Rose pruning is also an essential task at this time of year.
The striking red-bloomed Danse de Feu
climbing rose needs a yearly tidy-up
Climbing roses such as Constance Spry or Danse du Feu require a routine annual prune. This involves removing any dead and diseased wood and tying in new shoots to replace it. The flowered side shoots are then cut back to a third of their length.
Rambling roses such as Albertine or Rambling Rector also require attention. Dead or diseased branches are removed and new shoots can be tied into place. Prune side shoots back to around two thirds. If the plant gets too congested you can cut out the oldest growth to encourage new shoots from the base, which can then be tied into place.
Hybrid Teas and Floribundas that grow to over 3ft such as Isn't She Lovely and Fascination benefit from having growth cut back by around a third at this time of year. This helps to prevent damage to their shallow root system from wind rock.
This is the perfect time to prune many deciduous ornamental trees.
Be careful not to prune deciduous trees
that are likely to bleed, like this young
walnut – wait until next summer
Varieties of Prunus that are susceptible to Silver Leaf should also be left alone, and instead pruned in spring when they are in growth to avoid allowing the infection in.
Heavy work on large trees involving ladders and chainsaws is best left to the professionals! But removing smaller limbs and pruning younger trees with loppers and a good sharp pruning saw is within the capabilities of most.
As with any pruning, the first objective is to remove any dead or diseased wood, as well as any congested or crossing branches that could be rubbing against one another causing damage.
Next, take a step back and review the shape and form of the tree. Any branches growing at odd angles can be removed, along with any shoots growing from the base. All suckers growing up from the roots should be removed as they can starve the tree of water and nutrients and ruin the appearance of lawns and flower beds.
When cutting smaller branches it is important to cut to a quarter of an inch above a strong outward facing bud. This is to avoid the stump dying back and rot and infection entering.
When removing larger branches make an undercut around 30cm away from the trunk, followed by the overcut. This will remove the weighty branch and prevent it snapping and tearing the bark. Then you can remove the stub neatly, angling the cut away from the trunk so that the rain runs off effectively.
As a rule, shrubs are pruned after flowering. After a vigorous summer's growth, most deciduous shrubs benefit from a light clipping to keep them bushy and shapely and avoid them becoming too large for their situation. This can be done with shears and loppers for thicker branches.
However if a shrub does get out of hand, then this is the perfect time to cut them back hard to rejuvenate them and stimulate new growth next season.
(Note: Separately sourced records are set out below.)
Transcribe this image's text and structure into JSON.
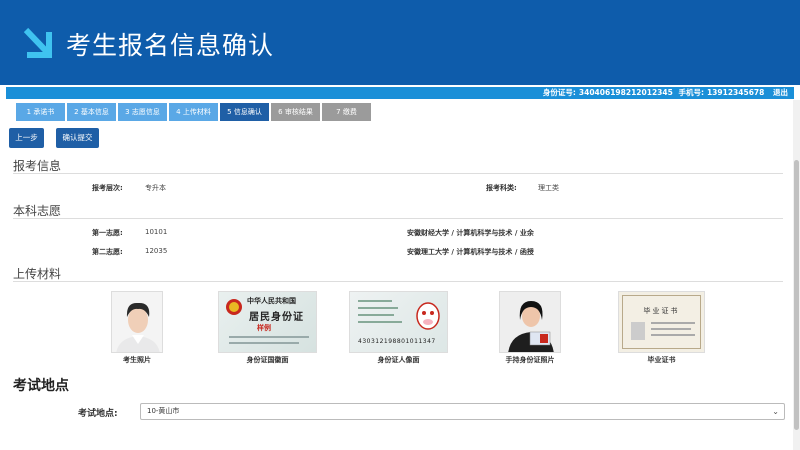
{
  "banner": {
    "title": "考生报名信息确认"
  },
  "infobar": {
    "id_label": "身份证号:",
    "id_value": "340406198212012345",
    "phone_label": "手机号:",
    "phone_value": "13912345678",
    "logout": "退出"
  },
  "steps": [
    {
      "label": "1 承诺书",
      "state": "done"
    },
    {
      "label": "2 基本信息",
      "state": "done"
    },
    {
      "label": "3 志愿信息",
      "state": "done"
    },
    {
      "label": "4 上传材料",
      "state": "done"
    },
    {
      "label": "5 信息确认",
      "state": "active"
    },
    {
      "label": "6 审核结果",
      "state": "todo"
    },
    {
      "label": "7 缴费",
      "state": "todo"
    }
  ],
  "buttons": {
    "prev": "上一步",
    "submit": "确认提交"
  },
  "exam_info": {
    "title": "报考信息",
    "level_label": "报考层次:",
    "level_value": "专升本",
    "subject_label": "报考科类:",
    "subject_value": "理工类"
  },
  "wishes": {
    "title": "本科志愿",
    "rows": [
      {
        "label": "第一志愿:",
        "code": "10101",
        "school": "安徽财经大学 / 计算机科学与技术 / 业余"
      },
      {
        "label": "第二志愿:",
        "code": "12035",
        "school": "安徽理工大学 / 计算机科学与技术 / 函授"
      }
    ]
  },
  "materials": {
    "title": "上传材料",
    "items": [
      {
        "caption": "考生照片"
      },
      {
        "caption": "身份证国徽面",
        "card_header": "中华人民共和国",
        "card_title": "居民身份证",
        "stamp": "样例"
      },
      {
        "caption": "身份证人像面",
        "id_number": "430312198801011347"
      },
      {
        "caption": "手持身份证照片"
      },
      {
        "caption": "毕业证书",
        "cert_title": "毕业证书"
      }
    ]
  },
  "exam_site": {
    "title": "考试地点",
    "label": "考试地点:",
    "selected": "10-黄山市"
  },
  "colors": {
    "banner": "#0e5cab",
    "infobar": "#1a8fd8",
    "step_active": "#1f5fa6",
    "step_done": "#5aa8e6",
    "step_todo": "#9b9b9b"
  }
}
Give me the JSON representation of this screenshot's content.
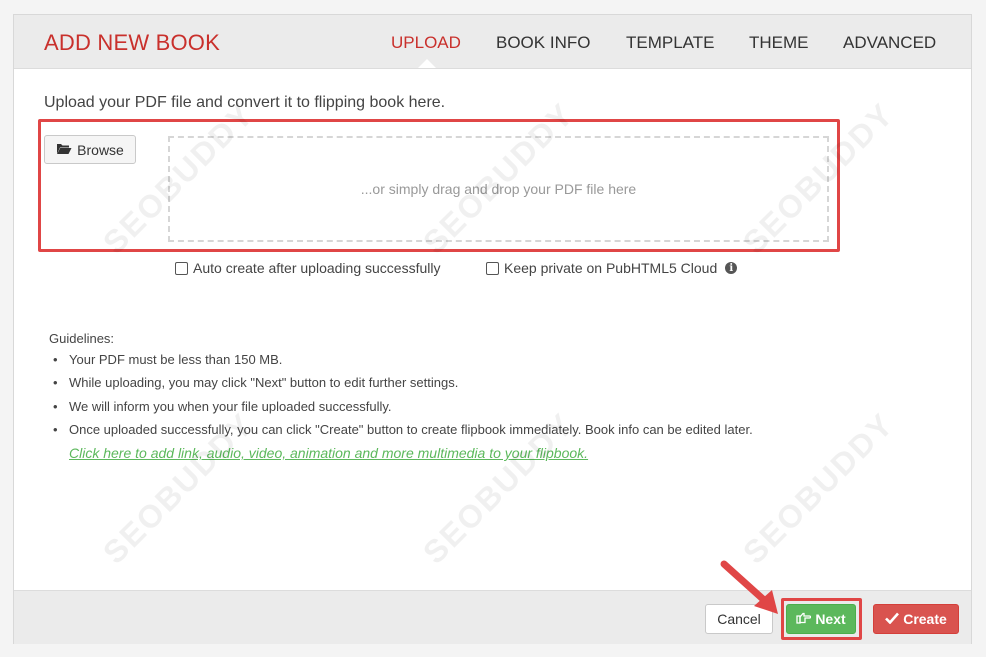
{
  "header": {
    "title": "ADD NEW BOOK",
    "tabs": [
      {
        "label": "UPLOAD",
        "active": true
      },
      {
        "label": "BOOK INFO",
        "active": false
      },
      {
        "label": "TEMPLATE",
        "active": false
      },
      {
        "label": "THEME",
        "active": false
      },
      {
        "label": "ADVANCED",
        "active": false
      }
    ]
  },
  "upload": {
    "intro": "Upload your PDF file and convert it to flipping book here.",
    "browse_label": "Browse",
    "dropzone_text": "...or simply drag and drop your PDF file here",
    "auto_create_label": "Auto create after uploading successfully",
    "keep_private_label": "Keep private on PubHTML5 Cloud"
  },
  "guidelines": {
    "title": "Guidelines:",
    "items": [
      "Your PDF must be less than 150 MB.",
      "While uploading, you may click \"Next\" button to edit further settings.",
      "We will inform you when your file uploaded successfully.",
      "Once uploaded successfully, you can click \"Create\" button to create flipbook immediately. Book info can be edited later."
    ],
    "link": "Click here to add link, audio, video, animation and more multimedia to your flipbook."
  },
  "footer": {
    "cancel_label": "Cancel",
    "next_label": "Next",
    "create_label": "Create"
  },
  "watermark": "SEOBUDDY",
  "colors": {
    "accent_red": "#c9302c",
    "highlight_red": "#e04646",
    "success_green": "#5cb85c",
    "danger_red": "#d9534f"
  }
}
Not all shrubs respond well to drastic pruning, but some common examples of those that do are varieties of Berberis, Ribes and Philadelphus.
All branches can be cut back to around 20cm from the ground, or to lower branches around 45cm from the ground. This will encourage new shoots, and by the following year, normal formative clipping can resume.
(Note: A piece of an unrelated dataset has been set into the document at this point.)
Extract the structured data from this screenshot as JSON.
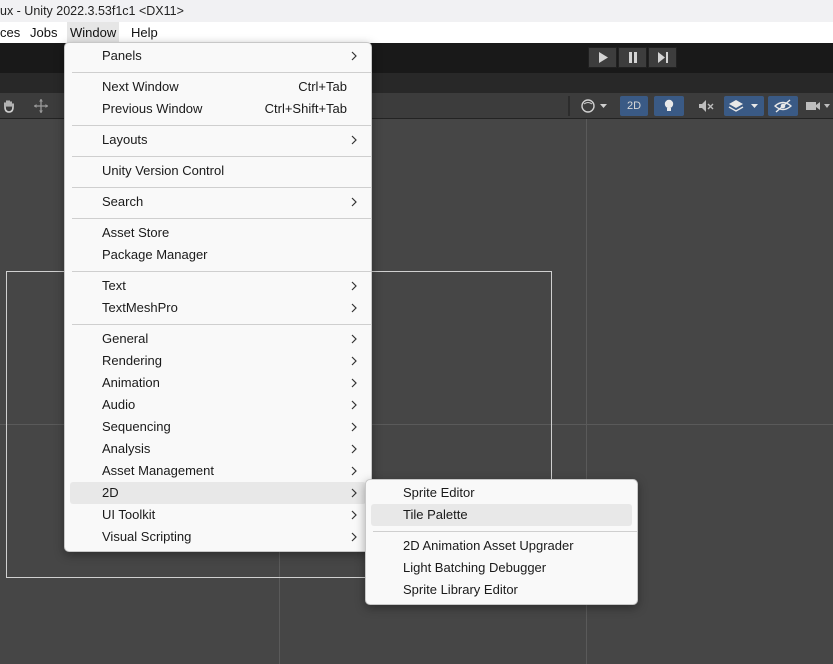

For staggered regeneration, a third of the oldest growth can be cut right down to ground level, which will encourage new shoots from the base. Carry out the same procedure for the following two years until you are left with a plant that looks as good as new.
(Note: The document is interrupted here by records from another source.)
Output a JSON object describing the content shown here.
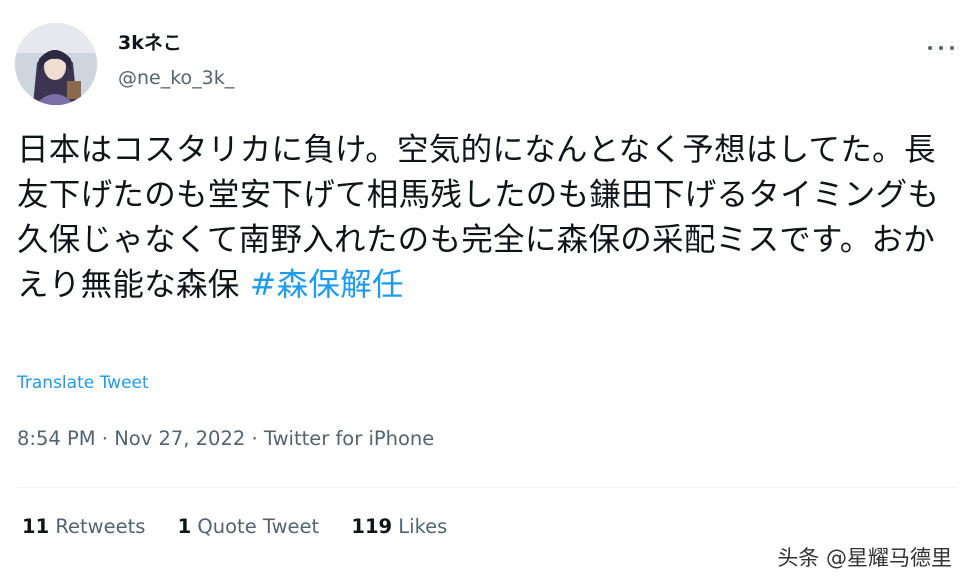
{
  "user": {
    "display_name": "3kネこ",
    "handle": "@ne_ko_3k_"
  },
  "more_icon": "more-horizontal-icon",
  "tweet": {
    "text": "日本はコスタリカに負け。空気的になんとなく予想はしてた。長友下げたのも堂安下げて相馬残したのも鎌田下げるタイミングも久保じゃなくて南野入れたのも完全に森保の采配ミスです。おかえり無能な森保 ",
    "hashtag": "#森保解任",
    "translate_label": "Translate Tweet"
  },
  "meta": {
    "time": "8:54 PM",
    "separator": " · ",
    "date": "Nov 27, 2022",
    "source": "Twitter for iPhone"
  },
  "stats": {
    "retweets_count": "11",
    "retweets_label": "Retweets",
    "quotes_count": "1",
    "quotes_label": "Quote Tweet",
    "likes_count": "119",
    "likes_label": "Likes"
  },
  "watermark": "头条 @星耀马德里",
  "colors": {
    "link": "#1d9bf0",
    "secondary_text": "#536471",
    "primary_text": "#0f1419"
  }
}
Both of these procedures need to be followed by a good mulch in spring.
So now the question arises of what to do with all those prunings and clippings?!
Green fleshy shoots can be shredded or cut up small by hand and are a great addition to the compost heap. Larger woody branches can be shredded and turned into woodchip to be used along pathways, or better still under established hedges as a brilliant free mulch which will help to retain nutrients and moisture.
All the largest branches and anything that is diseased can be burned on a bonfire – a satisfying seasonal job to warm yourself up at the end of a chilly days work!